**Task brief**
Write out the line that holds "Parse this screenshot: output" together with every line that follows it to the end of the material below, exactly. Omit the pictures.

**Provided information**
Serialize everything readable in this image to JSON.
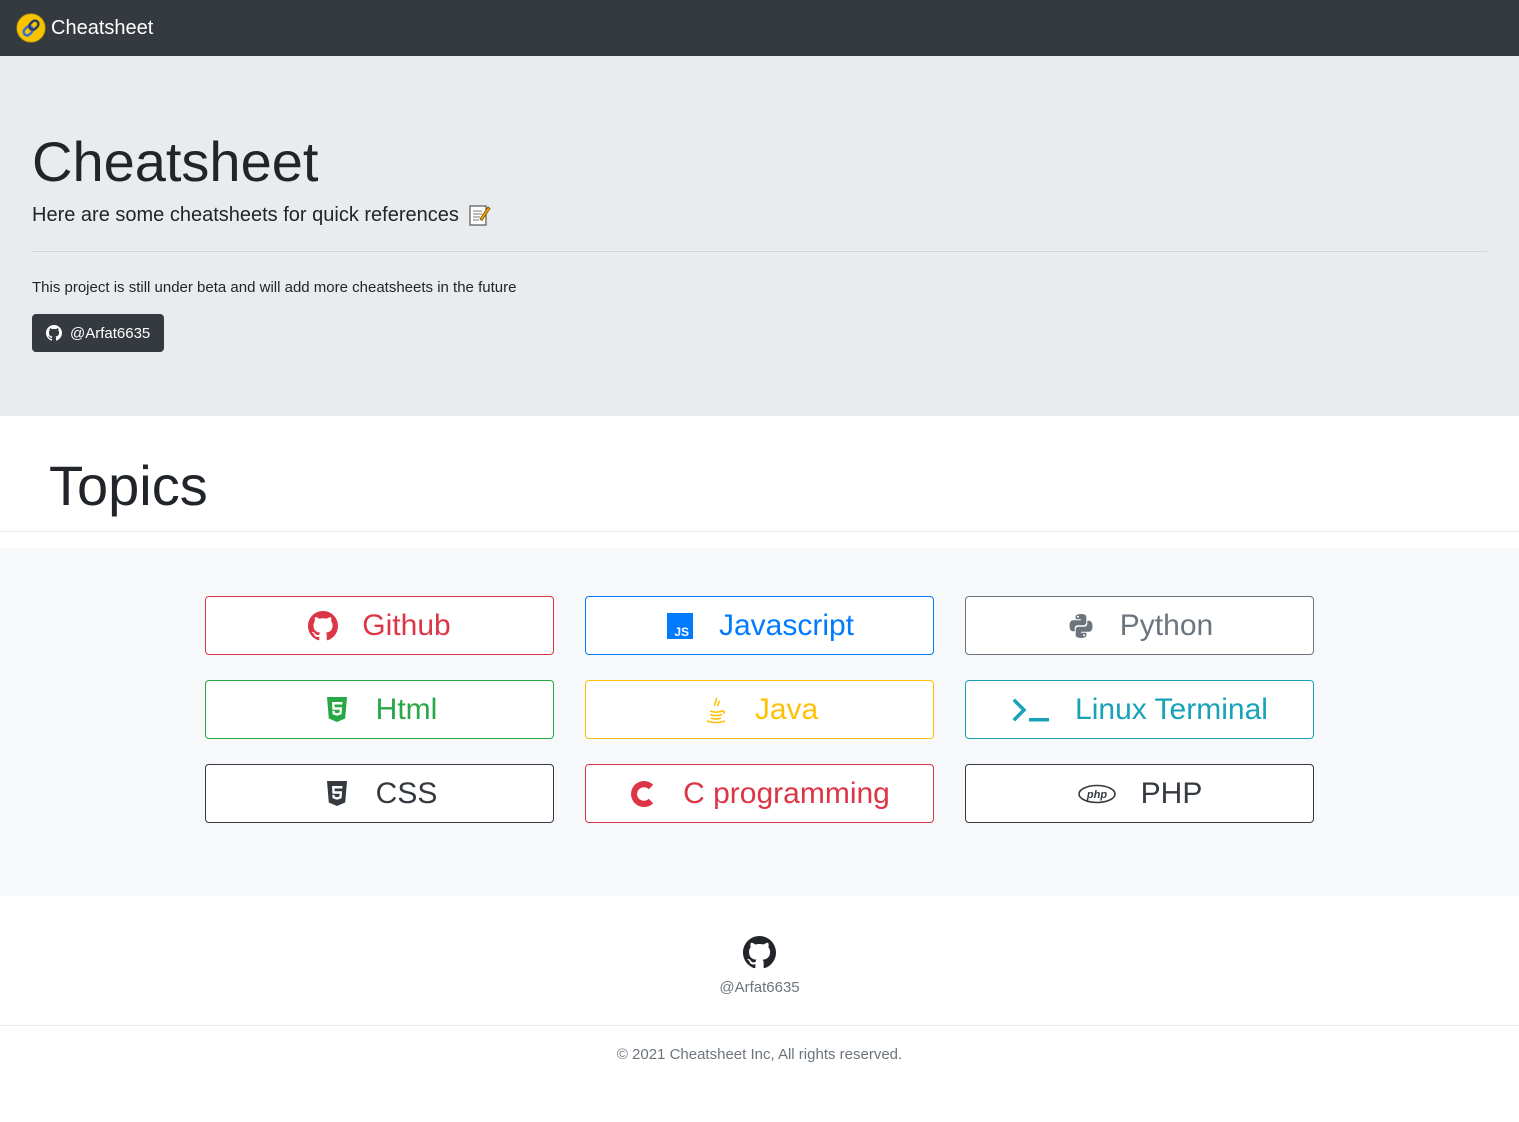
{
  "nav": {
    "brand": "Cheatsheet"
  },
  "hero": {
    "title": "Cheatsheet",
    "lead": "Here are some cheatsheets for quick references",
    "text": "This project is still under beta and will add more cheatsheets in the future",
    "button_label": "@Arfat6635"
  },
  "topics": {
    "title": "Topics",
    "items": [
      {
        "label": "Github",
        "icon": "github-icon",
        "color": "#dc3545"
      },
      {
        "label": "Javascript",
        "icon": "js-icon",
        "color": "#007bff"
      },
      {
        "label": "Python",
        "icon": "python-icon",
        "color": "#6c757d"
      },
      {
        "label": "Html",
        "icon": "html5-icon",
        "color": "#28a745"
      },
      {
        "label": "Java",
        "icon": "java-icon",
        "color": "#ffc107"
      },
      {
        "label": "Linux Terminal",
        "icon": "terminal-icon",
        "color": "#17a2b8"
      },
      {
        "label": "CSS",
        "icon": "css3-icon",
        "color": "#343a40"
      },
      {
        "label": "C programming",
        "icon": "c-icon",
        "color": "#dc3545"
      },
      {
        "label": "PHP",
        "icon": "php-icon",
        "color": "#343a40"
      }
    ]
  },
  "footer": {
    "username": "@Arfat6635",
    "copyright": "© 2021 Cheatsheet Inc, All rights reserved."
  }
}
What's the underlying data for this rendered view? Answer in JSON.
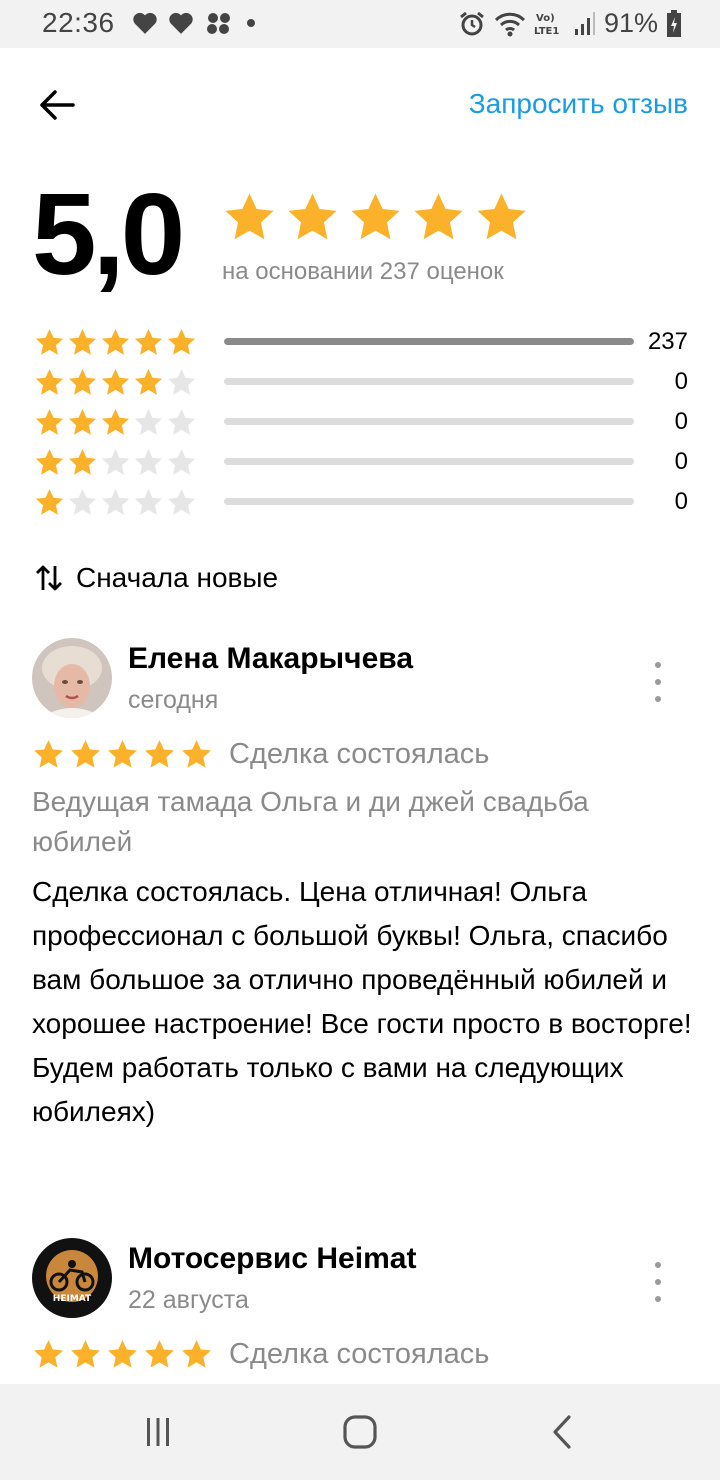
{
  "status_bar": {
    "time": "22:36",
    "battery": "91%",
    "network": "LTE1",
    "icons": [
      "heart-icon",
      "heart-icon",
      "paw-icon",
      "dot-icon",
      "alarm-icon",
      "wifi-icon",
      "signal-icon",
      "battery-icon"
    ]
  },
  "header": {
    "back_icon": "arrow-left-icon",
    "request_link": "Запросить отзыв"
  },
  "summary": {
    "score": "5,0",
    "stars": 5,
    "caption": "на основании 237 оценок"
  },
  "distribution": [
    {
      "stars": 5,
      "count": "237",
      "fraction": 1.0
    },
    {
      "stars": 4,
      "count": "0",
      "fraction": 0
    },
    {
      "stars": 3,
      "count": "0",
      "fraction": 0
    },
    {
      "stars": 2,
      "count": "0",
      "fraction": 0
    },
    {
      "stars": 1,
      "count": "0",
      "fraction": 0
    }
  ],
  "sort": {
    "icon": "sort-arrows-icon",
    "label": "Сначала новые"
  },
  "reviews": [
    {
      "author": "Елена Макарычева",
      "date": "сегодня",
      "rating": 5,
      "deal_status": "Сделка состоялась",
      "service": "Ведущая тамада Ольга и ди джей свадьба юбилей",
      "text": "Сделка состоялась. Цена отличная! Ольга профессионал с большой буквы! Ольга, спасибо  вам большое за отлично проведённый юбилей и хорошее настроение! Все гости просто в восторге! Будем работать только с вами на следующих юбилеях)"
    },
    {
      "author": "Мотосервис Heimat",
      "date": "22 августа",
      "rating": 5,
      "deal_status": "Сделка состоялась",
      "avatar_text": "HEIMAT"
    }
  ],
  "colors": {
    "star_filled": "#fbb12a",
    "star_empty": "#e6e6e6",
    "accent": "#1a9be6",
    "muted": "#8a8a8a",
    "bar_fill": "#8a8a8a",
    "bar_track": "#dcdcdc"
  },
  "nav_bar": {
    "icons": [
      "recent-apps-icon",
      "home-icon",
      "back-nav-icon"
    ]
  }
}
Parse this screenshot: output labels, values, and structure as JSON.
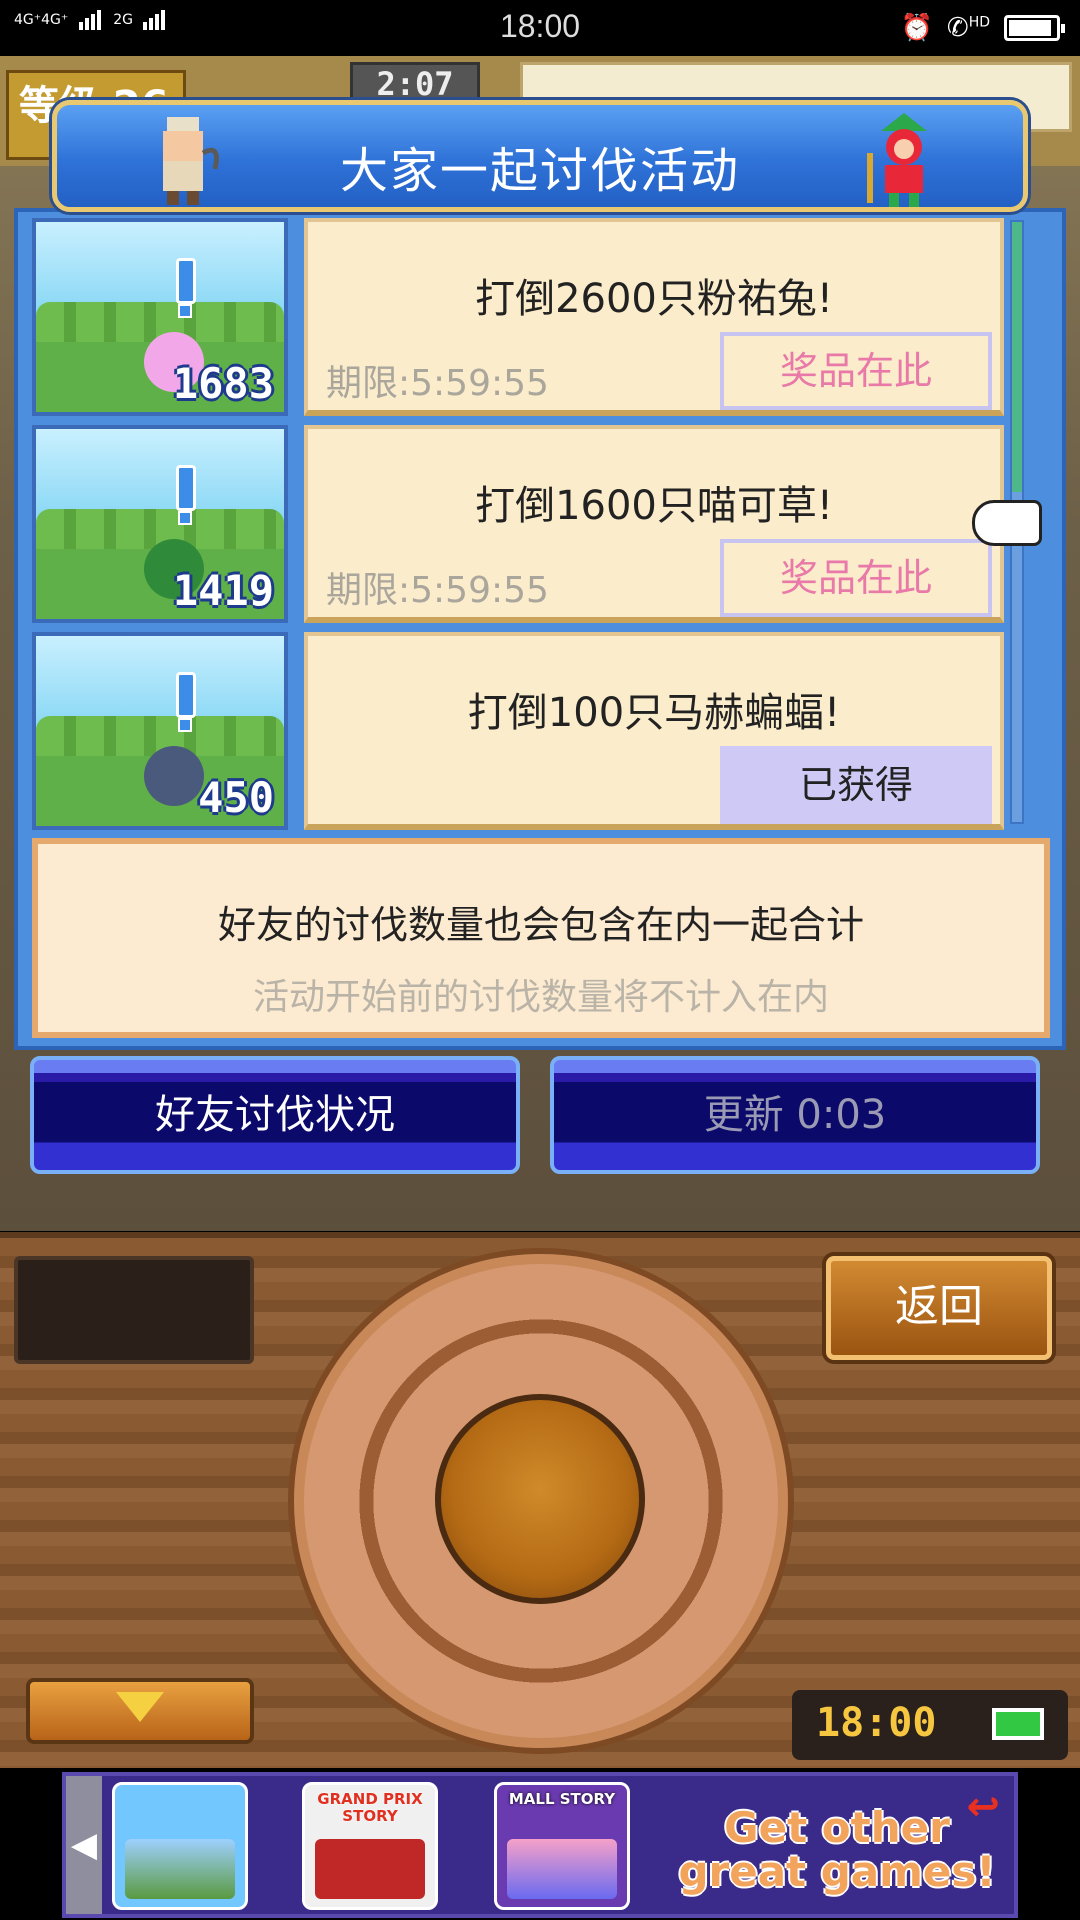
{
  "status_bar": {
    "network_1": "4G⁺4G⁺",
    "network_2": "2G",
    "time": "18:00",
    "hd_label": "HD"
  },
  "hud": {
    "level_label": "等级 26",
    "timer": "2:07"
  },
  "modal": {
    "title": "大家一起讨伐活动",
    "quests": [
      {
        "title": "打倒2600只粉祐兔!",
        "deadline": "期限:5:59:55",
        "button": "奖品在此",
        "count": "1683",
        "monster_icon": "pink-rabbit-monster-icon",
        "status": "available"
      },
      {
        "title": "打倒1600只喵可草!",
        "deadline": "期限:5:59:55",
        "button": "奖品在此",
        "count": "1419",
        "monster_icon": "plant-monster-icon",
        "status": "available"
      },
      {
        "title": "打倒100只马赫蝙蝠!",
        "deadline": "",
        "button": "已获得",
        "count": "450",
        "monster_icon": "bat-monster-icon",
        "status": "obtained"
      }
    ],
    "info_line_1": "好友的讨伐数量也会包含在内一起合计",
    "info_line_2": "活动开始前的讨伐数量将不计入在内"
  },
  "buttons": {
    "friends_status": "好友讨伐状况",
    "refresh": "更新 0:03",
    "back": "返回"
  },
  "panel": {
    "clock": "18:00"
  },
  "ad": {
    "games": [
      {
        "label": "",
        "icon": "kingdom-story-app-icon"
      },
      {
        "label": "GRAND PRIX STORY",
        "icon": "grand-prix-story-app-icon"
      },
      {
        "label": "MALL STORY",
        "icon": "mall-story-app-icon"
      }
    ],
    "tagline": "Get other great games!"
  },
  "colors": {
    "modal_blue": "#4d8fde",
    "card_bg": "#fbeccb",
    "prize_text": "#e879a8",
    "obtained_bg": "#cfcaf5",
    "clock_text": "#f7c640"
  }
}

**Output below**
Parse this screenshot: output labels, values, and structure as JSON.
{
  "status_bar": {
    "network_1": "4G⁺4G⁺",
    "network_2": "2G",
    "time": "18:00",
    "hd_label": "HD"
  },
  "hud": {
    "level_label": "等级 26",
    "timer": "2:07"
  },
  "modal": {
    "title": "大家一起讨伐活动",
    "quests": [
      {
        "title": "打倒2600只粉祐兔!",
        "deadline": "期限:5:59:55",
        "button": "奖品在此",
        "count": "1683",
        "monster_icon": "pink-rabbit-monster-icon",
        "status": "available"
      },
      {
        "title": "打倒1600只喵可草!",
        "deadline": "期限:5:59:55",
        "button": "奖品在此",
        "count": "1419",
        "monster_icon": "plant-monster-icon",
        "status": "available"
      },
      {
        "title": "打倒100只马赫蝙蝠!",
        "deadline": "",
        "button": "已获得",
        "count": "450",
        "monster_icon": "bat-monster-icon",
        "status": "obtained"
      }
    ],
    "info_line_1": "好友的讨伐数量也会包含在内一起合计",
    "info_line_2": "活动开始前的讨伐数量将不计入在内"
  },
  "buttons": {
    "friends_status": "好友讨伐状况",
    "refresh": "更新 0:03",
    "back": "返回"
  },
  "panel": {
    "clock": "18:00"
  },
  "ad": {
    "games": [
      {
        "label": "",
        "icon": "kingdom-story-app-icon"
      },
      {
        "label": "GRAND PRIX STORY",
        "icon": "grand-prix-story-app-icon"
      },
      {
        "label": "MALL STORY",
        "icon": "mall-story-app-icon"
      }
    ],
    "tagline": "Get other great games!"
  },
  "colors": {
    "modal_blue": "#4d8fde",
    "card_bg": "#fbeccb",
    "prize_text": "#e879a8",
    "obtained_bg": "#cfcaf5",
    "clock_text": "#f7c640"
  }
}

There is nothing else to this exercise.